Guests at the Chaldean Community Foundation building expansion’s ribbon-cutting ceremony abide by social distancing procedures July 31.Photo by Patricia O’Blenes By: Eric Czarnik | Sterling Heights Sentry | Published
Chaldean Community Foundation Chairman Sylvester Sandiha and Bishop Francis Kalabat from the Chaldean Diocese of St. Thomas the Apostle U.S.A. cut the ribbon during the ceremony.
Photo by Patricia O’Blenes
STERLING HEIGHTS — A building grows from the foundation up, and so has the newly expanded building for the Chaldean Community Foundation.
Local dignitaries celebrated the opening of the Chaldean Community Foundation’s expansion July 31 with a ribbon-cutting ceremony.
The 19,000-square-foot expansion, handled by Saroki Architecture and Jonna Construction, had an estimated price tag of $5 million, bringing the overall CCF building to around 30,000 square feet. The building now has a new lobby, a gymnasium, primary and behavioral health clinics, and an educational life skills area.
Chaldean Community Foundation President Martin Manna said he thinks the additions make the Sterling Heights headquarters “a building like no other.” Still, he said the CCF sought inspiration from other metro Detroit organizations and their buildings.
“We toured the Friendship Circle; we toured other places here in Macomb Country and took their best practices and implemented it here,” he said.
The expanded CCF building has an expansive “Main Street” area with different shops and setups that simulate everyday interactions, life skills and job skills for people with cognitive disabilities or special needs.
“We have more than 800 clients that we already see that have intellectual or developmental disabilities that we serve, and their families,” Manna said. “The other part of the expansion has to do with mental health, PTSD, anxiety and trauma. We have a full-service, behavioral health team.”
Manna said the Main Street includes a simulated bank that helps users learn financial literacy, a salon, and a café that helps learners understand inventory.
Manna explained that the expansion will give the foundation more freedom to provide recreational activities, such as having more room for art and music classes. He also expected more programs for youth and seniors.
In addition, a new 24-foot digital wall will show the history and contributions of Chaldean Americans, he said.
Manna said the foundation has raised $7.2 million of its $8 million goal. The foundation also credits major donors and grant givers, such as Wireless Vision, Wild Bill’s, Level One Bank, Supercuts, Thomas Denha’s family, the Konja family, The Children’s Foundation and the Consumers Energy Foundation.
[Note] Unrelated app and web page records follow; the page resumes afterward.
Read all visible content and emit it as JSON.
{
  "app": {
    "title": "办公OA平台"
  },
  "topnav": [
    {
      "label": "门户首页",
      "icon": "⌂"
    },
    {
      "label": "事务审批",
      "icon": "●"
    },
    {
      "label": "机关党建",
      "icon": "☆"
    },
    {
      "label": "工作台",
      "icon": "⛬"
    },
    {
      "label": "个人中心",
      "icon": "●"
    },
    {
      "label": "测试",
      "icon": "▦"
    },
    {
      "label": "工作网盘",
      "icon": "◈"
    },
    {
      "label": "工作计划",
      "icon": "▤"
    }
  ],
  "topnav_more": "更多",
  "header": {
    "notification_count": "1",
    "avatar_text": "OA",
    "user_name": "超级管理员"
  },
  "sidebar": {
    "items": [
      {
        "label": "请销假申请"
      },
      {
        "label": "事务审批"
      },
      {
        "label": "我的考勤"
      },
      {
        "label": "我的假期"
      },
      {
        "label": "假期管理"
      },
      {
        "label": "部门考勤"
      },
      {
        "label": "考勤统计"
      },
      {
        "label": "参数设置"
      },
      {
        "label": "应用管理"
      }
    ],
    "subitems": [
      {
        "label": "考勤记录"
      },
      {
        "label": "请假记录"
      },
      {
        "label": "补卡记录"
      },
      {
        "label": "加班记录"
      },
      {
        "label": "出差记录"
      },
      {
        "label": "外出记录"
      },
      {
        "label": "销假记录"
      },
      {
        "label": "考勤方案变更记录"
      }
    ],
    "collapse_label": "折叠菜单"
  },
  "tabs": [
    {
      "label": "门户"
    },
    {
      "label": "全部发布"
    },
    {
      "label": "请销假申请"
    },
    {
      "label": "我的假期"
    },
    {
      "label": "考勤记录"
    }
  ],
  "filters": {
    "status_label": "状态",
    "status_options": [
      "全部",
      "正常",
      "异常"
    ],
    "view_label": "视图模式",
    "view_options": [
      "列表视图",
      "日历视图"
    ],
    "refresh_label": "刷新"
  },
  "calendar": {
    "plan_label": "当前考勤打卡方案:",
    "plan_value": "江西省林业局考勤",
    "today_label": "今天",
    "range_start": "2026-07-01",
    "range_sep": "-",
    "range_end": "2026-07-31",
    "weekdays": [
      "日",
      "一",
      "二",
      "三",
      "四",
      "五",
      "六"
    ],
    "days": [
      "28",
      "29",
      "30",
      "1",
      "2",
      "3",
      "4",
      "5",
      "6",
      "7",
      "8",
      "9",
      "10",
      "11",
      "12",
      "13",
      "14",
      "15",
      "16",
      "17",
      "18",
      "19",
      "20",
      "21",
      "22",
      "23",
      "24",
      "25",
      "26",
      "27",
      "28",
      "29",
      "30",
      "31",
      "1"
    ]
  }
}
The foundation’s main spheres of expertise include immigration services, language classes, health care, housing and skills, and more. It estimates that its current clientele is around 35,000 people, with about 20% of those being non-Chaldean.
The foundation said the coronavirus lockdown paused construction on the expansion. But the demand for the group’s services escalated around 30% since mid-March, around lockdown time, Manna explained. For instance, the foundation said it has helped over 1,300 people complete unemployment applications and helped over 2,000 more with food or other essentials — even as staff worked remotely.
Sterling Heights Mayor Michael Taylor said he attended the ceremony and thought it went very well.
“The ceremony was well attended, and I was happy to be a part of it,” he said. “It was very well deserved that they have a place in our community. The Chaldean community is a major part of Sterling Heights. Their expansion is going to allow them to serve a lot more people, so I’m very excited for it.”
Find out more about the Chaldean Community Foundation by visiting www.chaldeanfoundation.org or by calling (586) 722-7253.